Britain’s decline and now that of the United States.

The international capitalist system, at least the metropolitan countries

at its centre (Europe, Japan and North America), has a very strong
tendency, induced by international capital flow and trade, towards
economic homogeneity. Significantly higher wage levels or rates of
growth in some countries than in others are just not stable phenomena.
The considerably higher level of wages in the United States was doom-
ed to be a temporary phenomenon rather than a permanent part of the
world capitalist system. So too was the predominant overall economic
position of the United States. The world system has known a long
series of dominant states, but always the forces that produced their rise
have been reversed by the contradictory obligations of attempting to
maintain their leading position. The USA could not have been expected
to be any different.
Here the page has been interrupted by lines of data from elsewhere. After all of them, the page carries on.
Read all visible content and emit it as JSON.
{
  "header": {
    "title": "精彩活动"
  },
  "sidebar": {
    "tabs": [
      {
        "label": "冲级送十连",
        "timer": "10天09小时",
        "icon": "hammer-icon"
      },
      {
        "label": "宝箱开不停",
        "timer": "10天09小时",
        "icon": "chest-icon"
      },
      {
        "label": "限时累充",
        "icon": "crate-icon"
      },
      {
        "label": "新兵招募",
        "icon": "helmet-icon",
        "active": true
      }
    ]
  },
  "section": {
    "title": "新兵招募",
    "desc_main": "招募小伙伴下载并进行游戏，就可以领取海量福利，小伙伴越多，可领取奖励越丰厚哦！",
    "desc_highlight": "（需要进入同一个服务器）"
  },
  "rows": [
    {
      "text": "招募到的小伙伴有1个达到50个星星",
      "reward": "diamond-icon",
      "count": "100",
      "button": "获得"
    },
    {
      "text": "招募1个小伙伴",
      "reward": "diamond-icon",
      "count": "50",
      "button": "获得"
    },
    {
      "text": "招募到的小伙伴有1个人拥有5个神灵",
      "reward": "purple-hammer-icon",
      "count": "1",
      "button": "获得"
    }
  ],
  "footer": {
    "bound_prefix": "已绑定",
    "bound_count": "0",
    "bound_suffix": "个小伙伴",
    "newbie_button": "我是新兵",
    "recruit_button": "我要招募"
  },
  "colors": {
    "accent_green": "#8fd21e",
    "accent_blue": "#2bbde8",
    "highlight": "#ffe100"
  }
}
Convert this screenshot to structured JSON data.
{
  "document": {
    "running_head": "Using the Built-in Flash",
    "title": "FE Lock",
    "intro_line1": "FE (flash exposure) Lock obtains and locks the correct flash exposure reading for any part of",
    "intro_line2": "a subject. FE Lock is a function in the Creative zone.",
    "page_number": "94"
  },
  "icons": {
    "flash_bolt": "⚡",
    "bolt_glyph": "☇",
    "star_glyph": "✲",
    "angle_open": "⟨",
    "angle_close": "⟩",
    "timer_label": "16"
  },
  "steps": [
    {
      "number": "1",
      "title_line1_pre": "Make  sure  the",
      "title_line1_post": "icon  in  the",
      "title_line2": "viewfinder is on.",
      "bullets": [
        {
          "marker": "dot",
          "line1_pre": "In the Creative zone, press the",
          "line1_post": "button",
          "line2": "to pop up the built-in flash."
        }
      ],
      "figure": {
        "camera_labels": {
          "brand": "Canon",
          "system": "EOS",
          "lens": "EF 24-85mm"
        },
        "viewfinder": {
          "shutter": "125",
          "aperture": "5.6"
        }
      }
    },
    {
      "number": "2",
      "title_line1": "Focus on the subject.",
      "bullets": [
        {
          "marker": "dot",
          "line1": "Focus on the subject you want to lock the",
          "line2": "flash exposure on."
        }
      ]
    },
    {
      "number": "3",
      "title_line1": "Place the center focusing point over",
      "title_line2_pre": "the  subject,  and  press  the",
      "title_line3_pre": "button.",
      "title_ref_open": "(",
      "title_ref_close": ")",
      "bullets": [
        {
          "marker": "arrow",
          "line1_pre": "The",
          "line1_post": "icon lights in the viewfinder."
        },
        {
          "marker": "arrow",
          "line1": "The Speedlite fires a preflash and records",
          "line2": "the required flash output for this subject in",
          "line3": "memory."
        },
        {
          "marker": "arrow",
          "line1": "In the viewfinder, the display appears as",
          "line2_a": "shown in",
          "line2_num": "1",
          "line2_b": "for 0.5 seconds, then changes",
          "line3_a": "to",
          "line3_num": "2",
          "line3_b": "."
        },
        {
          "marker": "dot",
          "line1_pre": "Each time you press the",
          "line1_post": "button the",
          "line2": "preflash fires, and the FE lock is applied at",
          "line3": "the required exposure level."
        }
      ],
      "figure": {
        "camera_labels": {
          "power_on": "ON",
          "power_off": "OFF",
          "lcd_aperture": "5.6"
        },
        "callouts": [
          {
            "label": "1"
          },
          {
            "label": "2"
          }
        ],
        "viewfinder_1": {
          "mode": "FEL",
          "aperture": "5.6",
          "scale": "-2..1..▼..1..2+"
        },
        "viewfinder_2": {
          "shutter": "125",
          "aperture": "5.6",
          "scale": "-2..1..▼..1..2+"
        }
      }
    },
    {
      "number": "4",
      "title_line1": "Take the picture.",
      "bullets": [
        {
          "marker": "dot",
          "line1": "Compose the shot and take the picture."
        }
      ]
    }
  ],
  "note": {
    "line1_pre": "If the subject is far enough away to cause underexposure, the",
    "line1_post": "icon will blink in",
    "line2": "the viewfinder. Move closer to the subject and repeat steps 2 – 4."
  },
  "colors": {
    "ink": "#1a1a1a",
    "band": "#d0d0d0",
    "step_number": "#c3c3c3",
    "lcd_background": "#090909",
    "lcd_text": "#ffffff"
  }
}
What we can expect politically from the inevitable decline of the United
States to the level of the rest of the advanced capitalist countries is that
the politics of its working class, which for so long have been virtually
unique among the advanced countries, should also come into line. The
conservative nature of the American working class has been a product
of the exceptional economic position of the United States during most
of the twentieth century. Its rapid economic growth induced both a
massive immigration from Europe (which in turn produced consider-
able ethnic antagonism and ethnic identification rather than class con-
sciousness), and a rather rapid increase in real wages and upward
mobility which acted to ‘cool out’ class antagonisms and hindered the
development of class consciousness. The evening out of economic
levels of development is coming to mean the ending of these differ-
ences as well. In fact, the tables have turned in the last generation.
Recently there has been more foreign immigration into Europe, than
into the United States, as well as a far more rapid rate of increase in real
wages in the former area as well. The natural inference from all this is
that the long overdue socialist working-class consciousness can be ex-
pected to develop and the revolutionary struggle of American workers
commence. It may yet turn out that American workers play a leading
role in the world revolutionary struggle.